The legal system generally does little to protect animals, and one aspect of its inadequacy is a matter of formal structure: under United States and Canadian law, animals are not legal “persons” with an independent right to the protections of the legal system. There are calls to expand the status of animals in the law by providing them with legal standing, the right to be represented by a lawyer, and other formal protections. But, in a way, some of this has happened before. There is a long history, primarily from the medieval and early modern periods, of animals being tried for offenses such as attacking humans and destroying crops.
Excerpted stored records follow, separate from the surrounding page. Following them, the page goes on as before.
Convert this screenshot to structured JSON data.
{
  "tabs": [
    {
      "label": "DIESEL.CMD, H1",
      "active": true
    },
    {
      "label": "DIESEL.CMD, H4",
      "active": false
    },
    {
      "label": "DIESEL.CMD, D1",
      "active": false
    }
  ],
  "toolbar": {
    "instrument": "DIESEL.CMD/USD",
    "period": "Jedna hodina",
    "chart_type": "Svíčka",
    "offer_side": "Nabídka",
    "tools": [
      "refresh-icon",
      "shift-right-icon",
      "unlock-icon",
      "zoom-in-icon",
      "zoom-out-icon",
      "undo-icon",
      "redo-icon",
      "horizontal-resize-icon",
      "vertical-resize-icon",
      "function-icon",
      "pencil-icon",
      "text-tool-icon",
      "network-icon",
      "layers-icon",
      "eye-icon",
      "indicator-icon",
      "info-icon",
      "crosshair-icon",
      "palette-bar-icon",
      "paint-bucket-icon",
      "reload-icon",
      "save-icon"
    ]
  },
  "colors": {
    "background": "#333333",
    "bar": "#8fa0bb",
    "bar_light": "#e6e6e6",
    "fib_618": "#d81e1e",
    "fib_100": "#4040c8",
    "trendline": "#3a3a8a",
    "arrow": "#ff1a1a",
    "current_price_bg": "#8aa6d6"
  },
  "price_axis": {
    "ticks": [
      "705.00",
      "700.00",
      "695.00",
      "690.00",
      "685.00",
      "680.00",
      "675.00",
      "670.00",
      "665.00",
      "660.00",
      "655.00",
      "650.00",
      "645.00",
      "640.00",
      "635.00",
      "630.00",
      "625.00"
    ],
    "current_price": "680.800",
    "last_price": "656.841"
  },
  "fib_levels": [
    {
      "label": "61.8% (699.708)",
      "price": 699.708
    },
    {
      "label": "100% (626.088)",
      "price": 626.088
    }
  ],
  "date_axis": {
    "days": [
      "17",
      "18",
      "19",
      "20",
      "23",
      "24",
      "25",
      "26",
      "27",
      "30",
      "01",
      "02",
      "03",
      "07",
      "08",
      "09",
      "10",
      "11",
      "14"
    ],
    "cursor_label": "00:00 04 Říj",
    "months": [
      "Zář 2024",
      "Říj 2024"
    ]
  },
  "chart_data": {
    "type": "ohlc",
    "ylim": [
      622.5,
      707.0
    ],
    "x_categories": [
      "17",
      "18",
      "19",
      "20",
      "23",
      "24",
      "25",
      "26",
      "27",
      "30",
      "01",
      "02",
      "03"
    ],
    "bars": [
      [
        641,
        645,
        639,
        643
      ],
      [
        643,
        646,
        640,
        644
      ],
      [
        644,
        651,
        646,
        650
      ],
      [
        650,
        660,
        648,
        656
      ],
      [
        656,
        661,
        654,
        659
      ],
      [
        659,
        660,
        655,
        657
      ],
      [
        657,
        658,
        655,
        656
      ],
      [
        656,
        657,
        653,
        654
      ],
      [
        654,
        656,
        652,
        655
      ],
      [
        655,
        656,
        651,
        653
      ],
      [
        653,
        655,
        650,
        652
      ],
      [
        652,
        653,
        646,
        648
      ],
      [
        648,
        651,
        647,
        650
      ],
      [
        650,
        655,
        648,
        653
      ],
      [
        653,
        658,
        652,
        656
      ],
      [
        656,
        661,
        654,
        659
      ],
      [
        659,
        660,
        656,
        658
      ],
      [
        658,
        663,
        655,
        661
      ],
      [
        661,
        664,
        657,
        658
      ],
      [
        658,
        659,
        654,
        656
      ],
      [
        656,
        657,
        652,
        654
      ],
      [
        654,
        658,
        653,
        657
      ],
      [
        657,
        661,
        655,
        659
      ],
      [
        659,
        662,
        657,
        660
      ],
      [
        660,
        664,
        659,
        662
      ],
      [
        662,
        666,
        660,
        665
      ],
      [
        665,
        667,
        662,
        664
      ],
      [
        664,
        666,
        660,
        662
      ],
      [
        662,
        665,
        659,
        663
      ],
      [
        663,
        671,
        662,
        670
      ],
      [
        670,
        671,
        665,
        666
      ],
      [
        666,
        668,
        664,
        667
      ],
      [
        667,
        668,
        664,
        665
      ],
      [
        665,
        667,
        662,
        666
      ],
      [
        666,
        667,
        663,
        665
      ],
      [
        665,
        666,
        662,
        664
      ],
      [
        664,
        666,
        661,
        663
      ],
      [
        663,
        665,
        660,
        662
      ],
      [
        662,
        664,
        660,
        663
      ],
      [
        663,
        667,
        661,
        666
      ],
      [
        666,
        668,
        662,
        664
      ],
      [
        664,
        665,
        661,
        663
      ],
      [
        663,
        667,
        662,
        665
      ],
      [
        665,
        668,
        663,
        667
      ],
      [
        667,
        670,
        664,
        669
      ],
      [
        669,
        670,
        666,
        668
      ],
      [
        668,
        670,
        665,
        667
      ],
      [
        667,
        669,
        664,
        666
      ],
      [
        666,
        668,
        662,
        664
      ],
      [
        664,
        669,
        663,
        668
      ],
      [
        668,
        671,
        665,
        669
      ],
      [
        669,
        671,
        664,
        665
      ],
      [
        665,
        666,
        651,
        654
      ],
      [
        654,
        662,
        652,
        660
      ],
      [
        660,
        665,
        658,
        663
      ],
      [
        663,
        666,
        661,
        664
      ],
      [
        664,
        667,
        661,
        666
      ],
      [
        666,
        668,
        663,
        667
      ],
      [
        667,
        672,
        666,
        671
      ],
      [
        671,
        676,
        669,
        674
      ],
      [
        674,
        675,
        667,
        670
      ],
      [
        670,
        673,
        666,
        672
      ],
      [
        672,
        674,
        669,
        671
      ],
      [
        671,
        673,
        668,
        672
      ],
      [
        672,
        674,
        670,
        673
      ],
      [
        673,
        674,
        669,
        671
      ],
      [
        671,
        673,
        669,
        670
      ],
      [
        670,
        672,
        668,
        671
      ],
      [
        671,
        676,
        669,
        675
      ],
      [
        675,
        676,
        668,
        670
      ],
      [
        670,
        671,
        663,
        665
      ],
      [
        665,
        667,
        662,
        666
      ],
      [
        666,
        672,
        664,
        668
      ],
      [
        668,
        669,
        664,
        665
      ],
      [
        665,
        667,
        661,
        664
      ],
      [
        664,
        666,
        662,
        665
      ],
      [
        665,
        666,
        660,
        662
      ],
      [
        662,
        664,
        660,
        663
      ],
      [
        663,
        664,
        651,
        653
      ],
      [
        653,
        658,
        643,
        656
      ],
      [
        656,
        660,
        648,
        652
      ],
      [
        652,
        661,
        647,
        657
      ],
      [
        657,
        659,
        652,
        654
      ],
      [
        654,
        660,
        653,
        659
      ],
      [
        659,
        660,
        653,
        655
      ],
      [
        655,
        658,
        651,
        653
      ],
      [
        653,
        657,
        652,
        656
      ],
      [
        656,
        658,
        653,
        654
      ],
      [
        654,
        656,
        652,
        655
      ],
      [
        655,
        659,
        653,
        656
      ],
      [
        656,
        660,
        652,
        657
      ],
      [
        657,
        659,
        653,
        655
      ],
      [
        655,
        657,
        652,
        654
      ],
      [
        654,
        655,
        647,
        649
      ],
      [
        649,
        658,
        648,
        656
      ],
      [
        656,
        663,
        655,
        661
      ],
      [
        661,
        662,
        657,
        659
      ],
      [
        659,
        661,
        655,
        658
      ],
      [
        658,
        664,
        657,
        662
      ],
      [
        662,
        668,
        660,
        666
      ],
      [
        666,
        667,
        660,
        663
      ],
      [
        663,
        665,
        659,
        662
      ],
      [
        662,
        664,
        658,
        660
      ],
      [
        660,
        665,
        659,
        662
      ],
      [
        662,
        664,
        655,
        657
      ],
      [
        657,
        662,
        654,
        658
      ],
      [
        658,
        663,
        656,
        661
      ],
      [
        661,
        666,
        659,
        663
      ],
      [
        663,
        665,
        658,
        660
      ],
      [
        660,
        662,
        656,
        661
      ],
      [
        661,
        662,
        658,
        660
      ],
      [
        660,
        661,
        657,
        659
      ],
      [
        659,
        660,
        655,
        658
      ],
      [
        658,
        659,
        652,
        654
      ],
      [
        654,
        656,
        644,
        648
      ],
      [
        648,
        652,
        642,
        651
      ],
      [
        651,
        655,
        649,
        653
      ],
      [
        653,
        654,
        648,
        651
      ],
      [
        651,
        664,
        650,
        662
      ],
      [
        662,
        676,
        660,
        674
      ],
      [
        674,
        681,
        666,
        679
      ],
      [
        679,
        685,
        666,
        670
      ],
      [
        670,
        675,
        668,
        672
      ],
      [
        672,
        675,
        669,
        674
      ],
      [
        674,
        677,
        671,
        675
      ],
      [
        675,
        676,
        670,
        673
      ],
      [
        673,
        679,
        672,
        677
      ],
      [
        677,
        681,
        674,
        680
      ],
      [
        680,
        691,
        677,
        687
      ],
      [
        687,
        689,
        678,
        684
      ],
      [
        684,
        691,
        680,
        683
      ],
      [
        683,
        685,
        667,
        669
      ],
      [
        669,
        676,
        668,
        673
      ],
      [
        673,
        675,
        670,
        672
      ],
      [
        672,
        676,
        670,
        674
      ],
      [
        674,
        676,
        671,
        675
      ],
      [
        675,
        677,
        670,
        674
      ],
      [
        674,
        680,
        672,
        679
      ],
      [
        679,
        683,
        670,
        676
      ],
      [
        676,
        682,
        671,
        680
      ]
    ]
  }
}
These animals were formally prosecuted in elaborate trials that included counsel to represent their interests. The history of the animal trials demonstrates how, in a human-created legal system, legal “rights” for animals can be used for human purposes that have little to do with the interests of the animals. This history shows us that formal legal rights for animals are only tools, rather than an end in themselves, and highlights the importance not just of expanding formal protections, but of putting them to work with empathy, in a way that strives (despite the inevitable limitations of a human justice system in this respect) to incorporate the animals’ own interests and own point of view.
Full Title Name: HUMAN DRAMA, ANIMAL TRIALS: WHAT THE MEDIEVAL ANIMAL TRIALS CAN TEACH US ABOUT JUSTICE FOR ANIMALS
Summary:Documents: lralvol17_2_251.pdf (88.17 KB)